Lockport Union-Sun & Journal — A pair of suggested referendums pursued by former Town Board candidate Paul Black will not make it onto the November ballot.
Town Clerk Nancy A. Brooks ruled Wednesday that Black’s petitions — which called for splitting the town into four wards and enacting a new set of town board meeting bylaws — were invalid because they did not comply with election law.
Brooks found that the petitions did not contain enough valid signatures. Her decision says that the 400-or-so signatures on each petition were not accompanied by listing of the signer’s town of residence, thus making the signatures invalid.
The town bylaw petition also did not have statutory authority, Brooks’ decision said, meaning creating meeting bylaws isn’t allowed because town law does not permit it.
Town Attorney Michael J. Norris said according to election law, a separate column was needed on the petitions allowing signers to put their town of residence. Some of the signers did write Lockport next to their addresses.
A petition needs 322 valid signatures — 5 percent of town residents who voted in the last gubernatorial election — in order to become a referendum for voters to consider in November.
“I’m disappointed,” Black said, adding that he did not feel bitter or malice toward anyone.
Earlier this month, Black filed the petitions to try getting referendums going. He wanted town residents to decide whether the town should be divided into four wards and town board members elected from those wards, as happens in many cities including the City of Lockport; and he also wanted residents to decide whether to set some new rules for town board meetings.
Black also proposed town meeting bylaws including: all board meetings, regular and work sessions, would be held during evening hours only; board votes on business would take place at the regular meetings only; and punitive measures by the board — such as barring a resident from addressing the board — would be limited to a single meeting.
Brooks’ ruling could be challenged in an Article 78 proceeding in New York State Supreme Court, Norris said. However, the deadline for that isn’t clear in the election law, he added.
Black said Wednesday he was unsure whether or not he would challenge the ruling, mainly because of the cost to do so.
”But I really think I have the grounds to have this reversed,” Black said.
Black wanted to submit a letter prior to Brooks making the decision, but submitted it on Wednesday unaware that Brooks was making her ruling. The letter was a response to the objections filed last week to Black’s petitions by resident and alternate Planning Board member Thomas Grzebinski.
In the letter, Black charges that while he received a copy of Grzebinski’s objections on Sept. 14, that the petitions should be allowed on the ballot because he did not receive the objections from Grzebinski.
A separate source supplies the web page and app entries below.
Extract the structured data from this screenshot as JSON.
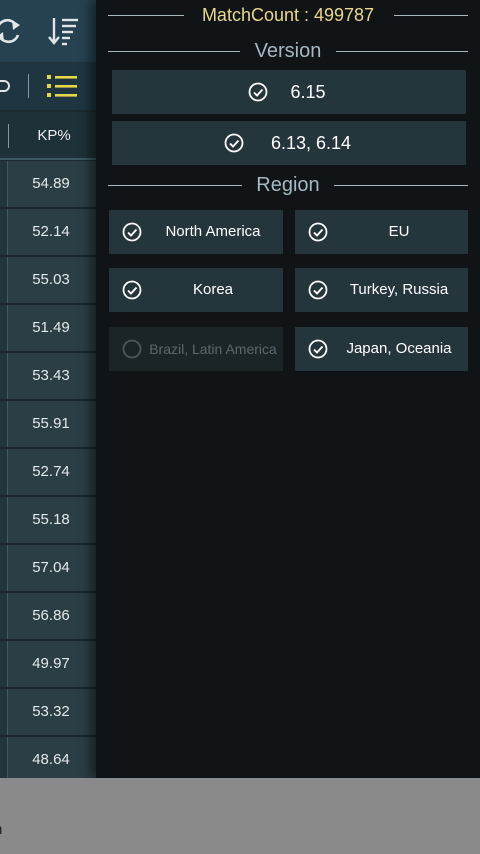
{
  "left_panel": {
    "kp_header": "KP%",
    "kp_values": [
      "54.89",
      "52.14",
      "55.03",
      "51.49",
      "53.43",
      "55.91",
      "52.74",
      "55.18",
      "57.04",
      "56.86",
      "49.97",
      "53.32",
      "48.64"
    ],
    "icons": {
      "refresh": "refresh-icon",
      "sort": "sort-icon",
      "list": "list-view-icon"
    }
  },
  "filter": {
    "match_count": "MatchCount : 499787",
    "version_heading": "Version",
    "versions": [
      {
        "label": "6.15",
        "checked": true
      },
      {
        "label": "6.13, 6.14",
        "checked": true
      }
    ],
    "region_heading": "Region",
    "regions": [
      {
        "label": "North America",
        "checked": true,
        "enabled": true
      },
      {
        "label": "EU",
        "checked": true,
        "enabled": true
      },
      {
        "label": "Korea",
        "checked": true,
        "enabled": true
      },
      {
        "label": "Turkey, Russia",
        "checked": true,
        "enabled": true
      },
      {
        "label": "Brazil, Latin America",
        "checked": false,
        "enabled": false
      },
      {
        "label": "Japan, Oceania",
        "checked": true,
        "enabled": true
      }
    ]
  },
  "bottom_bar": {
    "partial_text": "n"
  },
  "colors": {
    "accent_gold": "#e9d88a",
    "heading_blue": "#a3b9c3",
    "list_icon_yellow": "#e6d84a",
    "option_bg": "#25353c"
  }
}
Black said election law 6294.1(b) and 6215.7(b) say objections to petitions cannot be considered unless “the objector filing the specifications personally delivers or mails by registered or certified mail a duplicate copy of the specification to each candidate.”
Contact reporter Joe Olenick at 439-9222, ext. 6241, or follow him on Twitter @joeolenick.